I asked him about his apprenticeship with Jiro Ono of the three-starred Sukiyabashi Jiro in Tokyo that Jonathan Gold recently wrote about in his review of Shiki Beverly Hills last year. I found it amusing to learn that this "fact" published in the Los Angeles Times wasn't true and that Mr. Gold made that story up and published gossip or most Mr. Gold most likely misunderstood Mori-san's English.
I also asked about his former student, Niki Nakayama at n/naka, of Netflix's Chef's Table fame. She was a student of his while he spent time at Takao in Brentwood. He didn't really have much positive to say other than her opening her restaurant on Melrose Avenue and the San Gabriel Valley. I got how she comes from money so she was able to open some restaurants on her own. I heard she doesn't do traditional kaiseki and he is more of traditionalist and doesn't fusion.
We also talked about his thoughts on the French Laundry (he's friends with chef Thomas Keller) compared to his experience at Meadowood and also his $1,500 dinner he had at Sushi Ginza Onodera and the young cocky chef there that knew who he was that left a bad impression at that restaurant. Dining in front of Mori-san is much about his perfectionist food as well as opinionated conversation.
I asked about his thoughts on his Michelin star and the Michelin guide returning to Los Angeles in 2019. He said that he wants another star (maybe two) this year now that they are back in California. When asked where I should eat in Tokyo, he told me to avoid Jiro and stick to the Michelin guidebook as it is pretty reliable in Tokyo. He told me that Jiro is past his prime and you will be in and out of there for 15 minutes. No conversation and it's not worth the price you'll pay.
Omakase for me that night was about 17 courses. I didn't get a chance to photograph each one. My phone malfunctioned during the A5 Wagyu and Uni course. There were a couple nigiri dishes I chose not to photograph as I was annoying myself taking pictures of everything! There was a plate featuring sashimi which could probably be considered as four courses on a plate. The dish he seemed most proud of was Kanpyō, the vegetarian rolls he served me just before my dessert of orange pudding. He commented that he made this himself and was very traditional. He also served it to Jonathan Gold. It kind of felt like a rehearsed encore at a concert. He asked me "if I wanted anything else." I replied "no." Then he presents me with something that was quite special which he told me was a prepared squash.
You'll find the same high level, attention to detail he was known for at Mori Sushi. During dinner he told me that he is the only sushi chef in Los Angeles using a particular nori he used during omakase. Everything if not almost everything he makes from scratch from ingredients directly from Japan or from the Santa Monica or Hollywood Farmers Markets. He himself is at the fish market every morning selecting fish to be served for dinner. Mori-san is the only only one making sushi at the sushi bar right now along with an assistant who helps him other than making sushi. During a hectic dinner on the weekends, I imagine it will probably be tough for him to spend more time talking with everyone.
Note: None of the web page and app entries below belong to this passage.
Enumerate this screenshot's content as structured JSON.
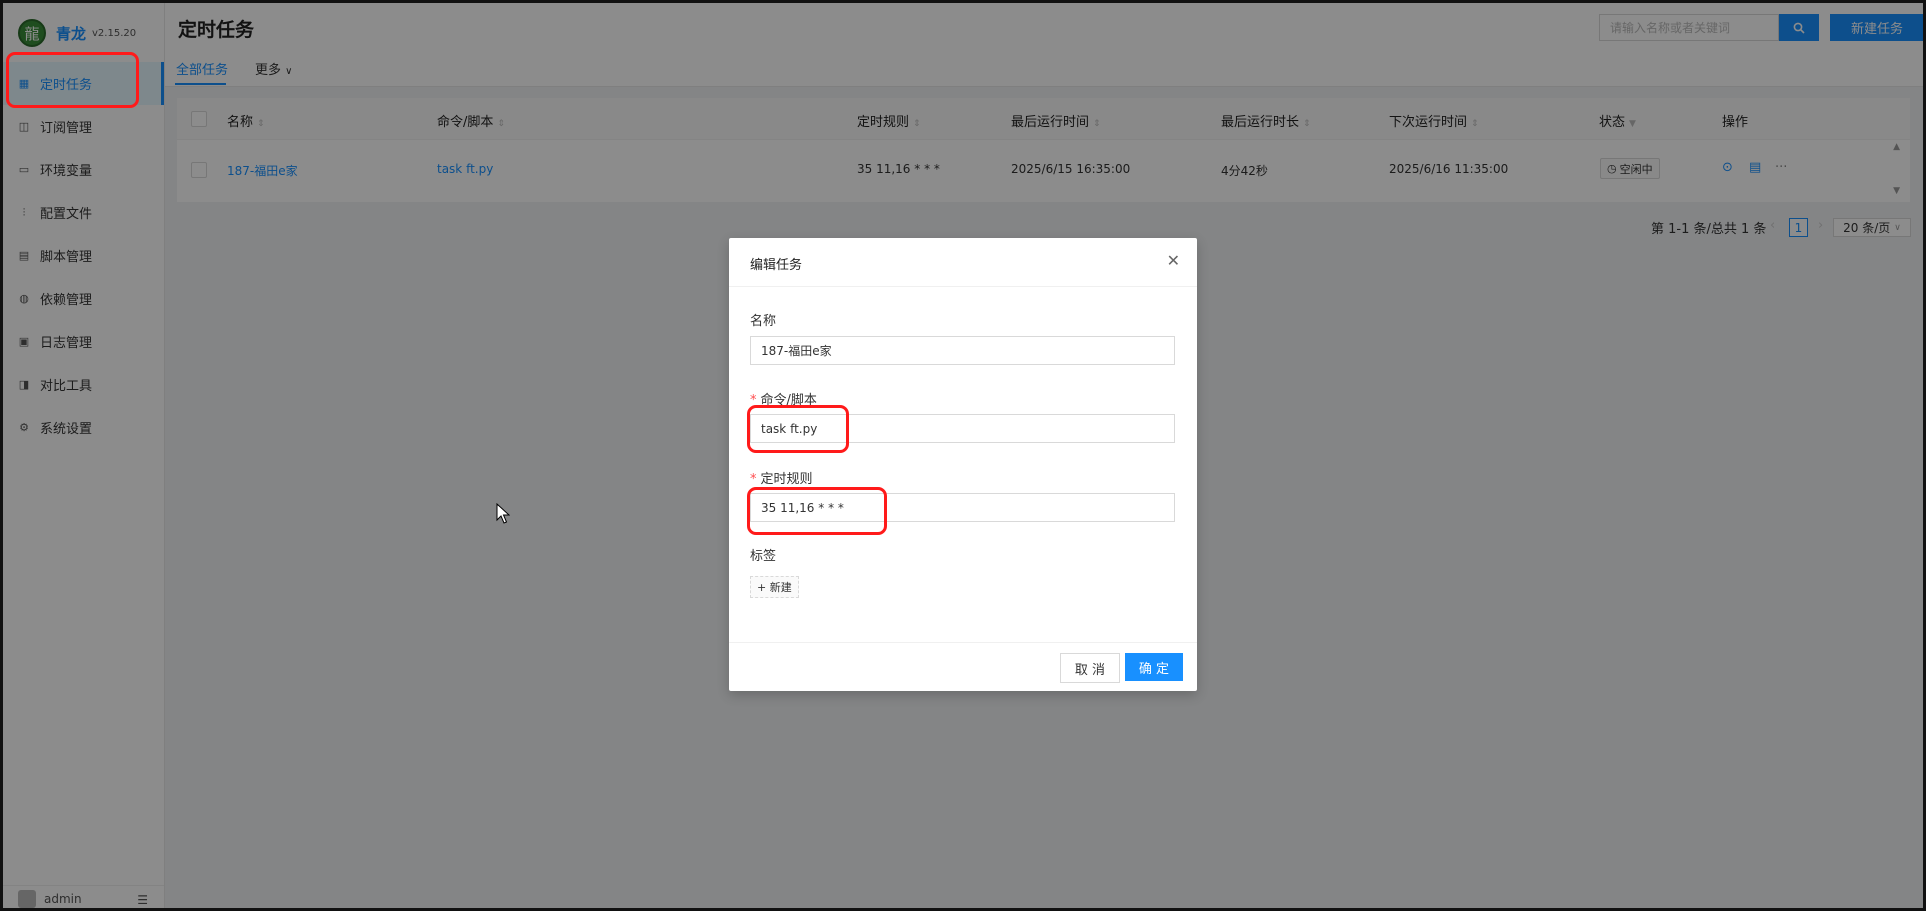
{
  "app": {
    "name": "青龙",
    "version": "v2.15.20"
  },
  "sidebar": {
    "items": [
      {
        "label": "定时任务",
        "icon": "calendar-icon",
        "active": true
      },
      {
        "label": "订阅管理",
        "icon": "subscribe-icon"
      },
      {
        "label": "环境变量",
        "icon": "monitor-icon"
      },
      {
        "label": "配置文件",
        "icon": "sliders-icon"
      },
      {
        "label": "脚本管理",
        "icon": "file-icon"
      },
      {
        "label": "依赖管理",
        "icon": "package-icon"
      },
      {
        "label": "日志管理",
        "icon": "log-icon"
      },
      {
        "label": "对比工具",
        "icon": "compare-icon"
      },
      {
        "label": "系统设置",
        "icon": "gear-icon"
      }
    ],
    "user": "admin"
  },
  "header": {
    "title": "定时任务",
    "search_placeholder": "请输入名称或者关键词",
    "new_task": "新建任务"
  },
  "tabs": {
    "all": "全部任务",
    "more": "更多"
  },
  "table": {
    "columns": [
      "名称",
      "命令/脚本",
      "定时规则",
      "最后运行时间",
      "最后运行时长",
      "下次运行时间",
      "状态",
      "操作"
    ],
    "rows": [
      {
        "name": "187-福田e家",
        "command": "task ft.py",
        "schedule": "35 11,16 * * *",
        "last_run": "2025/6/15 16:35:00",
        "duration": "4分42秒",
        "next_run": "2025/6/16 11:35:00",
        "status": "空闲中"
      }
    ]
  },
  "pagination": {
    "summary": "第 1-1 条/总共 1 条",
    "current": "1",
    "page_size": "20 条/页"
  },
  "modal": {
    "title": "编辑任务",
    "name_label": "名称",
    "name_value": "187-福田e家",
    "command_label": "命令/脚本",
    "command_value": "task ft.py",
    "schedule_label": "定时规则",
    "schedule_value": "35 11,16 * * *",
    "tags_label": "标签",
    "new_tag": "+ 新建",
    "cancel": "取 消",
    "ok": "确 定"
  },
  "colors": {
    "primary": "#1890ff",
    "annotation": "#ff1a1a"
  }
}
Mori-san is trying forge a new path at Inn Ann away from what he was doing at Mori Sushi. Gone is the farm where he controlled rice quality. He now places his trust in where he sources his rice in Japan. Back are his own ceramic plates he brought from home or where he now makes his ceramics at a studio in Pasadena. Interesting to hear that he doesn't have any plans to retire again. I am looking forward to returning again to sit with Mori-san to see how his perfectionist "traditional" cuisine will evolve in the coming years.
He also mentioned that he will be meeting with Evan Kleiman of Good Food soon so stay tuned to KCRW to listen to his interview. I know I will.
I love exploring Los Angeles like a tourist. I have as much fun in my hometown as I do traveling to another country. I hope my adventures inspire you to eat well and travel often.